During World War I (1914-1918), Picasso went to Rome, working as a designer with Sergey Diaghilev and the Ballets Russes. He met and married the dancer Olga Koklova. In a realist style, Picasso made several portraits of her around 1917, of their son (for example, Paulo as Harlequin; 1924, Muse Picasso), and of numerous friends. In the early 1920s he did tranquil, neoclassical pictures of heavy, sculpturesque figures, an example being Three Women at the Spring (1921, Museum of Modern Art), and works inspired by mythology, such as The Pipes of Pan (1923, Muse Picasso).
At the same time, Picasso also created strange pictures of small-headed bathers and violent convulsive portraits of women which are often taken to indicate the tension he experienced in his marriage. Although he stated he was not a surrealist, many of his pictures have a surreal and disturbing quality, as in Sleeping Woman in Armchair (1927, Private Collection, Brussel) and Seated Bather (1930, Museum of Modern Art). Paintings of the Early 1930s
Several cubist paintings of the early 1930s, stressing harmonious, curvilinear lines and expressing an underlying eroticism, reflect Picasso’s pleasure with his newest love, Marie Thrse Walter, who gave birth to their daughter Maa in 1935. Marie Thrse, frequently portrayed sleeping, also was the model for the famous Girl Before a Mirror (1932, Museum of Modern Art). In 1935 Picasso made the etching Minotauromachy, a major work combining his minotaur and bullfight themes; in it the disemboweled horse, as well as the bull, prefigure the imagery of Guernica, a mural often called the most important single work of the 20th century.
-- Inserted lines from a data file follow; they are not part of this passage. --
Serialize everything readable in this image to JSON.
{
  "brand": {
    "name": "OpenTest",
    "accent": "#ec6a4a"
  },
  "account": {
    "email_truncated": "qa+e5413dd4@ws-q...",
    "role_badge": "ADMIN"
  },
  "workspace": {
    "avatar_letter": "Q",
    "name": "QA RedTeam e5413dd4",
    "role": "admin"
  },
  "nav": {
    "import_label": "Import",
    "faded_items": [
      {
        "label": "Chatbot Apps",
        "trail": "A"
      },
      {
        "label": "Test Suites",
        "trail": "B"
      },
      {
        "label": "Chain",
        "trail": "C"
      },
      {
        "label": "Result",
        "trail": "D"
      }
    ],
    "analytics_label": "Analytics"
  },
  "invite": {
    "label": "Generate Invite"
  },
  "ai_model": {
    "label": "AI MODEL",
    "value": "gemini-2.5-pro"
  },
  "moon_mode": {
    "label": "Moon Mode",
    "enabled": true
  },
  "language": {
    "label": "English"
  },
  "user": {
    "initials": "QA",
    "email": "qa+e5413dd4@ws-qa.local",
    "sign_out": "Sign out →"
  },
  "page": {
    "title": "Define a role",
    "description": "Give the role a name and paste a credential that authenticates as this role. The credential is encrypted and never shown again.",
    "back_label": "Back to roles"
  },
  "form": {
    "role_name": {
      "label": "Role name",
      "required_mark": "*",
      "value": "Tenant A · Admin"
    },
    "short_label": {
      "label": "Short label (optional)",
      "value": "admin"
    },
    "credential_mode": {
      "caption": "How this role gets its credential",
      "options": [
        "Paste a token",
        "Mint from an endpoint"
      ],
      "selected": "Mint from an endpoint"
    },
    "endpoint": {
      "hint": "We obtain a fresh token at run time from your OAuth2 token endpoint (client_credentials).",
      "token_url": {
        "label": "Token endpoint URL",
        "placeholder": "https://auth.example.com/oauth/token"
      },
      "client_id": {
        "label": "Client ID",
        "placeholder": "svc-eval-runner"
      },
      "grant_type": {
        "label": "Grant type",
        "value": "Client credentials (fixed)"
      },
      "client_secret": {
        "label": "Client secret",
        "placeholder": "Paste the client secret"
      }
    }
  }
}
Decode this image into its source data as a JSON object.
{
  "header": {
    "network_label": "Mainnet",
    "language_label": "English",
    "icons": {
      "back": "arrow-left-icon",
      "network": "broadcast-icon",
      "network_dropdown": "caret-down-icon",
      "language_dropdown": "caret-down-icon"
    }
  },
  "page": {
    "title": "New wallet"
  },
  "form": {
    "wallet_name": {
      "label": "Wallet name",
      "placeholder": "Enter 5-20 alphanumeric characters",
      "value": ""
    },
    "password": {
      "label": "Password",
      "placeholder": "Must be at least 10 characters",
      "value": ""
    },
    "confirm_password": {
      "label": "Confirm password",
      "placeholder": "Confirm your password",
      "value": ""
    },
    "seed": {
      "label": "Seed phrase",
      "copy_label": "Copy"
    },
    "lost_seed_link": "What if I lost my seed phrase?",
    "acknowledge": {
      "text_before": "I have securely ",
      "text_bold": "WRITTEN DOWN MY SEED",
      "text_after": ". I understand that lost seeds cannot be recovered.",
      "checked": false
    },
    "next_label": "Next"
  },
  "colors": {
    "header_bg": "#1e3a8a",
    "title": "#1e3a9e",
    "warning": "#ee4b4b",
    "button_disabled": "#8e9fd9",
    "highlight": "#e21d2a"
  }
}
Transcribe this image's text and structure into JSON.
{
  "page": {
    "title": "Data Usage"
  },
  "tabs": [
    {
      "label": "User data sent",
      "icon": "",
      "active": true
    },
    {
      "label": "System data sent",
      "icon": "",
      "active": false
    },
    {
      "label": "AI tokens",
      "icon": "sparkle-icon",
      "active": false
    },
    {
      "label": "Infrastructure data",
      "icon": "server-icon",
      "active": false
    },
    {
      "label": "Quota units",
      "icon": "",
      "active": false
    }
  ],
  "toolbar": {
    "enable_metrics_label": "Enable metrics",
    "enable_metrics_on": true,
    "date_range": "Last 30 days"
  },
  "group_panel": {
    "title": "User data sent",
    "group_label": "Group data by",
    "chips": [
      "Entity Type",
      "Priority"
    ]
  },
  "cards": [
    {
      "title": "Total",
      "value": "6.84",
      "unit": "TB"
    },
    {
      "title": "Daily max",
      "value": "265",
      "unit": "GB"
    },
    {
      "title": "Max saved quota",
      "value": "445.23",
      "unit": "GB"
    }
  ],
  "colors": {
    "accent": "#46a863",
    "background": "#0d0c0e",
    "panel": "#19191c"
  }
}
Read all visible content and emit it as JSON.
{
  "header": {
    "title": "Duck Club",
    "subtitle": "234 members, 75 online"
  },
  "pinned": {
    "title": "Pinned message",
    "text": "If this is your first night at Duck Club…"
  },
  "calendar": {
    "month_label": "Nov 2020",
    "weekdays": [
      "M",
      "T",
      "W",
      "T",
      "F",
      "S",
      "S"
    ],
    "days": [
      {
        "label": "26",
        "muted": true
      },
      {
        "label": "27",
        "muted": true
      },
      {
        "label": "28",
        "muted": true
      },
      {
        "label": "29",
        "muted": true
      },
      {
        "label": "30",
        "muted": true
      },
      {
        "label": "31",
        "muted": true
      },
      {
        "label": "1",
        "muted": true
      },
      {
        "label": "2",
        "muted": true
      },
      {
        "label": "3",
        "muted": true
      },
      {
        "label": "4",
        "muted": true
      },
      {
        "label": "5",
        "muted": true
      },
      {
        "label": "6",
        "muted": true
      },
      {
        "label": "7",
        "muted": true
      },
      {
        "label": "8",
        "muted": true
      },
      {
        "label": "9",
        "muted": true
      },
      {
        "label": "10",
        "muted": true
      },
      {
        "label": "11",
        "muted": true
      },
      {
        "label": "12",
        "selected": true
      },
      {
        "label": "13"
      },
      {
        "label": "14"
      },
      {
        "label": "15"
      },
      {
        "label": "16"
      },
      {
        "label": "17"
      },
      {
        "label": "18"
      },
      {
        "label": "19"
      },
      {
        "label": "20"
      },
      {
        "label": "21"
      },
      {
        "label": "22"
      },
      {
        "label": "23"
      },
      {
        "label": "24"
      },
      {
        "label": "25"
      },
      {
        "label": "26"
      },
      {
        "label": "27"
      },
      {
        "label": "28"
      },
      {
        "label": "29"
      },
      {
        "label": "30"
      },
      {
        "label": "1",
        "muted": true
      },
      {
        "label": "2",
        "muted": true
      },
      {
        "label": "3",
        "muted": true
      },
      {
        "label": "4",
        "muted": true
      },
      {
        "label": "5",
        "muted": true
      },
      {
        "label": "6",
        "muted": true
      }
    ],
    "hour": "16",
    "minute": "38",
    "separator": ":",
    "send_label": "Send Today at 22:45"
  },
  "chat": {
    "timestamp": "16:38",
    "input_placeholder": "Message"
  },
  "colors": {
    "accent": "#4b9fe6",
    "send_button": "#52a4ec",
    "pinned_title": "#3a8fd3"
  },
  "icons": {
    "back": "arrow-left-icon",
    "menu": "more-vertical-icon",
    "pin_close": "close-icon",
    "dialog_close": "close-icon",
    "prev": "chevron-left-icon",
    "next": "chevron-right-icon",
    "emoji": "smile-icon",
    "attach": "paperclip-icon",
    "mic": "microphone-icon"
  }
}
Throughout Picasso’s lifetime, his work was exhibited on countless occasions, in many different places. Most unusual, however, was the 1971 exhibition at the Louvre, in Paris, honoring him on his 90th birthday; until then, living artists had not been shown there. In 1980 a major retrospective showing of his work was held at the Museum of Modern Art in New York City. Picasso died in his villa Notre-Dame-de-Vie near Mougins on April 8, 1973.